Extracted entries
Segment Open

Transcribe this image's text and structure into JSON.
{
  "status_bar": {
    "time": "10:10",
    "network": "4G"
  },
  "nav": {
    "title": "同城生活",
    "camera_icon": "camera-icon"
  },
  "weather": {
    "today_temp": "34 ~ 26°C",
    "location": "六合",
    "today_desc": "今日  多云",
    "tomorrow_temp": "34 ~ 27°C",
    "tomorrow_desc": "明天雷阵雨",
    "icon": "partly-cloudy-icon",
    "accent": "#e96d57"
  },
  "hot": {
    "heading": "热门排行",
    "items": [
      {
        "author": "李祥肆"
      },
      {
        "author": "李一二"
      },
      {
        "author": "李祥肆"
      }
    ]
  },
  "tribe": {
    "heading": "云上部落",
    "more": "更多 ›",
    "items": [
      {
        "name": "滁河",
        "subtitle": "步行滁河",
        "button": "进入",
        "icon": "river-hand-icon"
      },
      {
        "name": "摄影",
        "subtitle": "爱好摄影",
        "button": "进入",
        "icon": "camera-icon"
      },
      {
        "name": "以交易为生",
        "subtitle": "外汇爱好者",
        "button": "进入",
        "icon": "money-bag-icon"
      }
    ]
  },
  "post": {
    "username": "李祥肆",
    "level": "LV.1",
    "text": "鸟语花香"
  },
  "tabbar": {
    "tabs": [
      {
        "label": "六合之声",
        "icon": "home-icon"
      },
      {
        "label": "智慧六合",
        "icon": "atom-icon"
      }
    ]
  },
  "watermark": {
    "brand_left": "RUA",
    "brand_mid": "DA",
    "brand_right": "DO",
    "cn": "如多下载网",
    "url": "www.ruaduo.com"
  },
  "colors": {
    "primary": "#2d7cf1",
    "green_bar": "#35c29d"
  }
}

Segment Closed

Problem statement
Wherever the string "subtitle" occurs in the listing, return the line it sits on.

Task solution
        "subtitle": "步行滁河",
        "subtitle": "爱好摄影",
        "subtitle": "外汇爱好者",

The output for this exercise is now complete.